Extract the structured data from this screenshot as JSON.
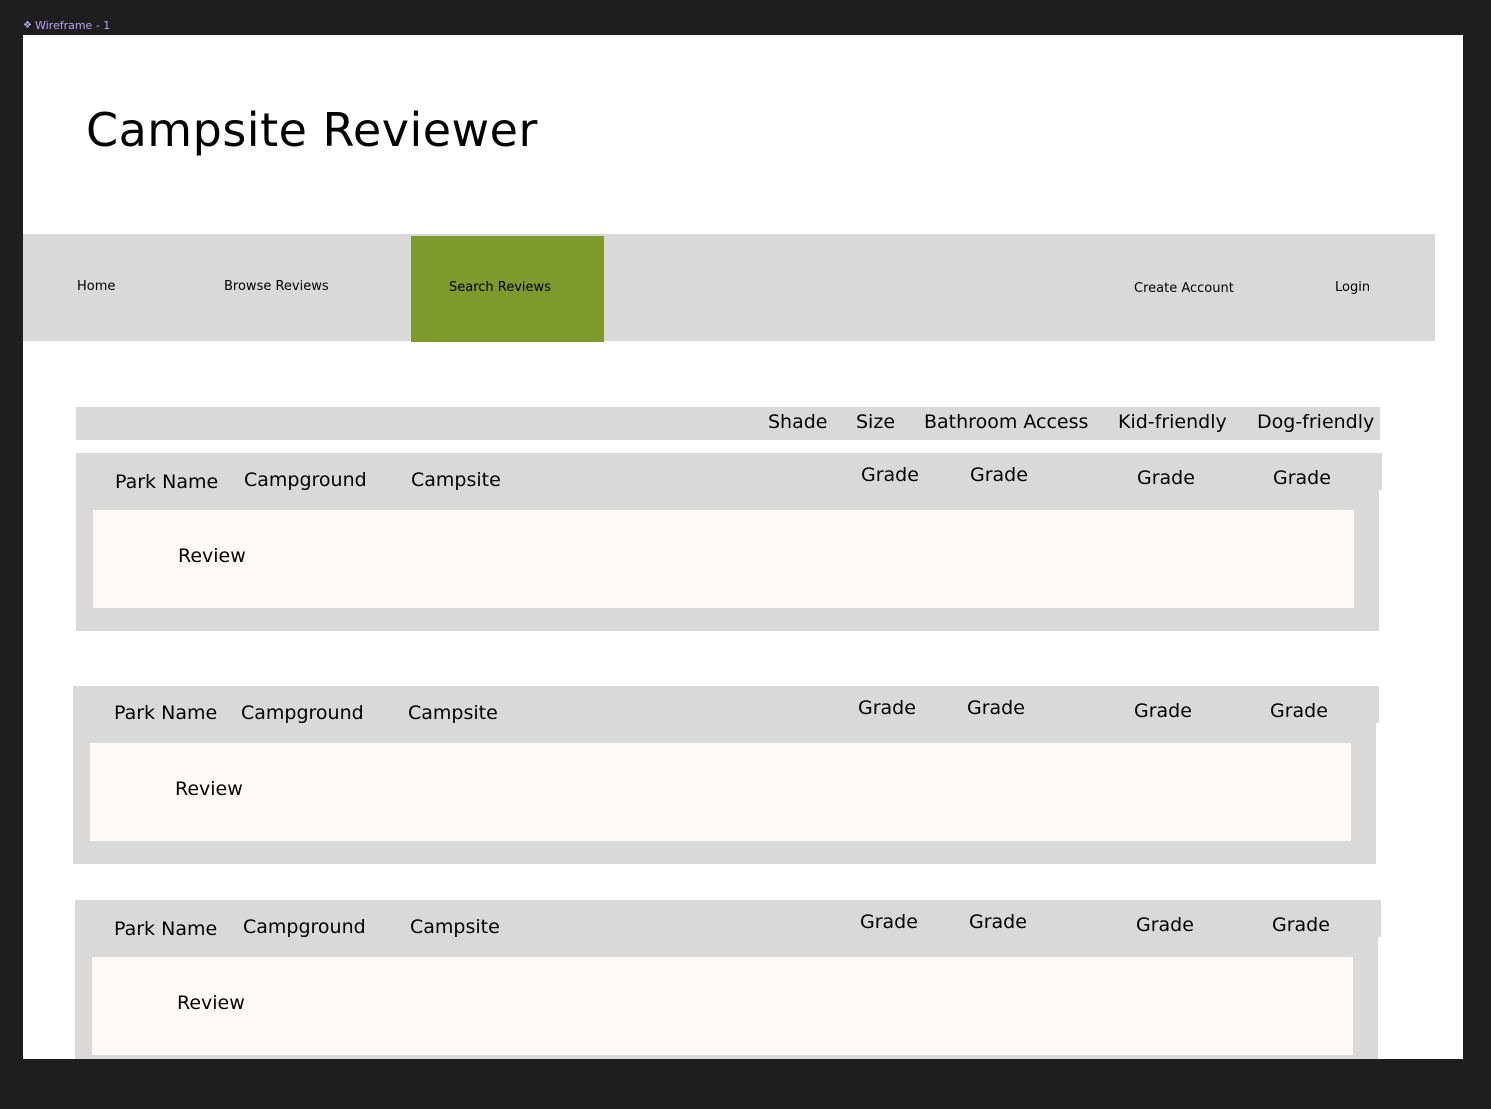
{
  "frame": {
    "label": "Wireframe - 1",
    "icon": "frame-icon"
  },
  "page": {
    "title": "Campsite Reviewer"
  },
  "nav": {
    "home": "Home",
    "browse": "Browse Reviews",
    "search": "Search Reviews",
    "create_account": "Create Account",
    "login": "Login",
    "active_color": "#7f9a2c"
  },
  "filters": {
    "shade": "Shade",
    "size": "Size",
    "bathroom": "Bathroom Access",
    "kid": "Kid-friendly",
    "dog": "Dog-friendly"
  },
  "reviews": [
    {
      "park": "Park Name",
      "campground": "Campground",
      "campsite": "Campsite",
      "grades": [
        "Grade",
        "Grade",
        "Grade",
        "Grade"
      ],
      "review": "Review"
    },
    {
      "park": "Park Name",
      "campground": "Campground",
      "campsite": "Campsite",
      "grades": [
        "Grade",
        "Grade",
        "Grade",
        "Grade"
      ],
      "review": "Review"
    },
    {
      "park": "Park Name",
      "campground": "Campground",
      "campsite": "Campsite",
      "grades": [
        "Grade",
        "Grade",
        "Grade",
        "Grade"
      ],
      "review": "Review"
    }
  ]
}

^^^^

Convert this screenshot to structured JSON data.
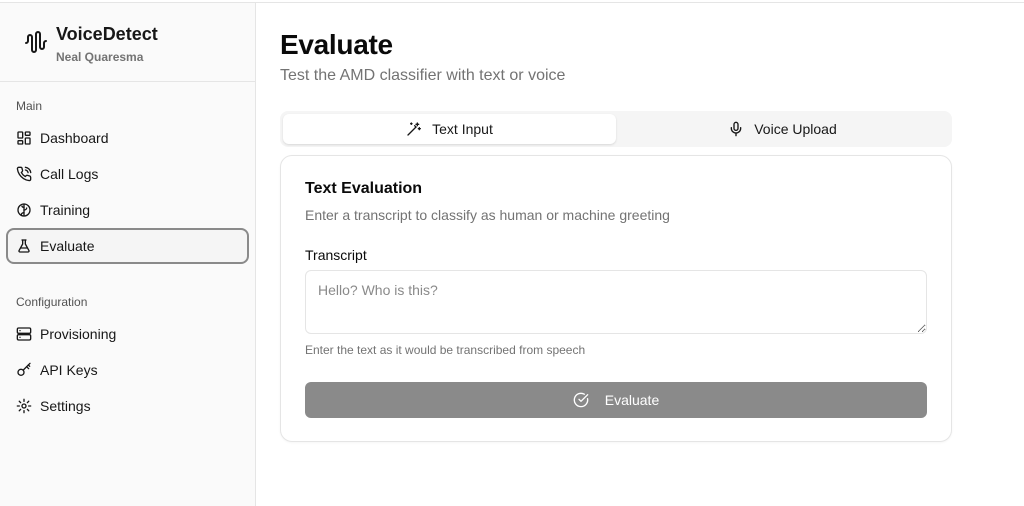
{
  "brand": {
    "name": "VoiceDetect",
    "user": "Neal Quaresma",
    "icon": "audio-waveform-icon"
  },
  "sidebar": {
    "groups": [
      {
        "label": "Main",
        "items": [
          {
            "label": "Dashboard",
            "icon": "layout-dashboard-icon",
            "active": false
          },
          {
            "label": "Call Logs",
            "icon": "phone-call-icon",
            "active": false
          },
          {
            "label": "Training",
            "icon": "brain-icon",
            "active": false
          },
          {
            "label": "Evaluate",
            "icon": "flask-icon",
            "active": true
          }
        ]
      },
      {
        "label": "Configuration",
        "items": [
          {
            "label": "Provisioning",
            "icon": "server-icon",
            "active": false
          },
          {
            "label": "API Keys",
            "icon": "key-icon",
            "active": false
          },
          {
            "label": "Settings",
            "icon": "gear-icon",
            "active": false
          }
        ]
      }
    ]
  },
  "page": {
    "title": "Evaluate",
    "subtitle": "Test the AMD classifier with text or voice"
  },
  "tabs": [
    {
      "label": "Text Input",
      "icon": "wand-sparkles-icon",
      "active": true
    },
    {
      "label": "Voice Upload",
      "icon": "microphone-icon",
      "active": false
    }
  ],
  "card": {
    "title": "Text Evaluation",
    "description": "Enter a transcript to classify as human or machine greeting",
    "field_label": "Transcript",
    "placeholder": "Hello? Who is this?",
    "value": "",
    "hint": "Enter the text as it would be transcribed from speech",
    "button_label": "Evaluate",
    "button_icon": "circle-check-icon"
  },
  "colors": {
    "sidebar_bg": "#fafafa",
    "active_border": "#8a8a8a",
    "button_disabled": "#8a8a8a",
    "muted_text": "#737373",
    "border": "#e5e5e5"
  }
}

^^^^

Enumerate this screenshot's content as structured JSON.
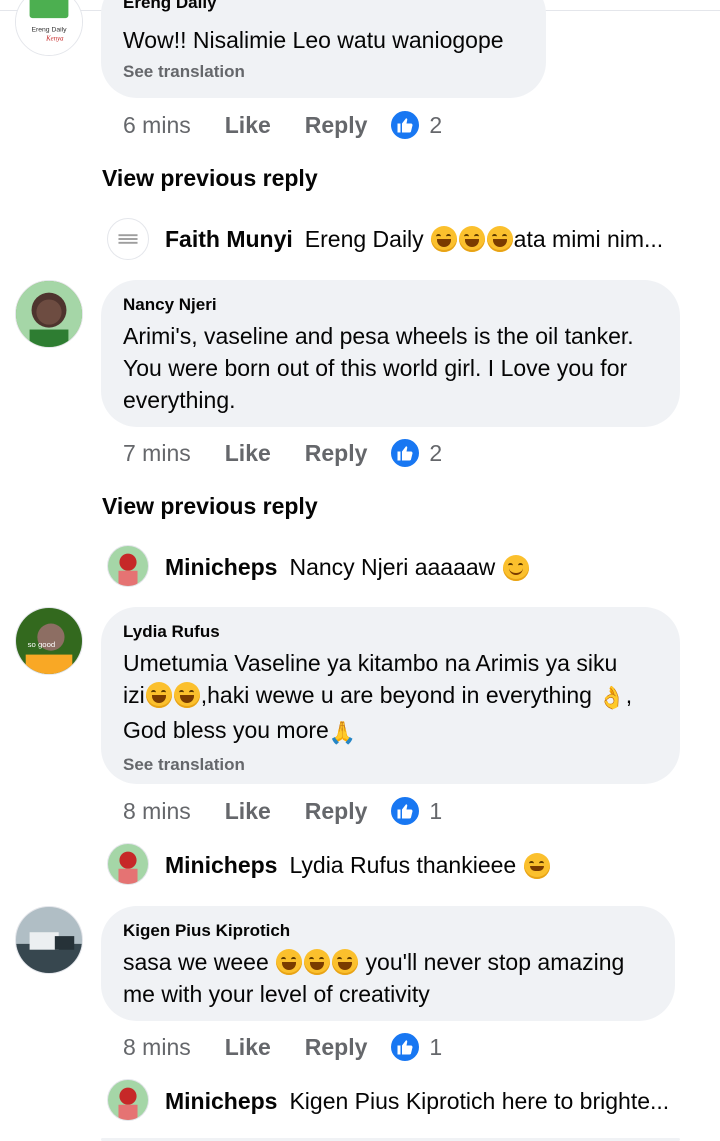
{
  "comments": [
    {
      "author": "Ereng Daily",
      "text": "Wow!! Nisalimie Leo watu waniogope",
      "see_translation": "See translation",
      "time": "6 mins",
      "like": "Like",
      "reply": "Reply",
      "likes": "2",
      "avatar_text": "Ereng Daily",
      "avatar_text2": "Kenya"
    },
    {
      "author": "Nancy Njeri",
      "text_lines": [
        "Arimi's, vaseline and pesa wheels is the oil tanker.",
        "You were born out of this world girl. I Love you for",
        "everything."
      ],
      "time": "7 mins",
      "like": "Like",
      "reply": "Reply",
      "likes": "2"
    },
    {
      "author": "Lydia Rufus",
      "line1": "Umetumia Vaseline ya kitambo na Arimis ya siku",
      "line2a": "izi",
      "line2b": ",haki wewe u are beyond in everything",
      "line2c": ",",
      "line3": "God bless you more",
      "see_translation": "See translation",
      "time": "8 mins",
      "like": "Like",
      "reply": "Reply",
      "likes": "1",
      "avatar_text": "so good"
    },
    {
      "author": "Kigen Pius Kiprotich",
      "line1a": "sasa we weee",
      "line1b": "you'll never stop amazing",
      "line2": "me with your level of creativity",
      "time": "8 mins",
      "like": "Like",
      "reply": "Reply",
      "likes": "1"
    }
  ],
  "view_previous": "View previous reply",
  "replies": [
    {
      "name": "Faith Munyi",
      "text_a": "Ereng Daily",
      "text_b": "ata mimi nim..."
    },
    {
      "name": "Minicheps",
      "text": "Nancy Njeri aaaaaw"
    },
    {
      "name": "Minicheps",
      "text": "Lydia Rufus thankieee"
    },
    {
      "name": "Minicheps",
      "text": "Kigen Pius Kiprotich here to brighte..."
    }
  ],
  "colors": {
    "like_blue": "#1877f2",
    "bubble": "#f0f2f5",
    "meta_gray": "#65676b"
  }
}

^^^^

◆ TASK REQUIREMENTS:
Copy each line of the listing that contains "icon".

◆ WRITTEN SOLUTION:
    "icon": "frame-icon"
    "icon": "audio-waveform-icon"
            "icon": "layout-dashboard-icon",
            "icon": "phone-call-icon",
            "icon": "brain-icon",
            "icon": "flask-icon",
            "icon": "server-icon",
            "icon": "key-icon",
            "icon": "gear-icon",
      "icon": "wand-sparkles-icon",
      "icon": "microphone-icon",
    "button_icon": "circle-check-icon"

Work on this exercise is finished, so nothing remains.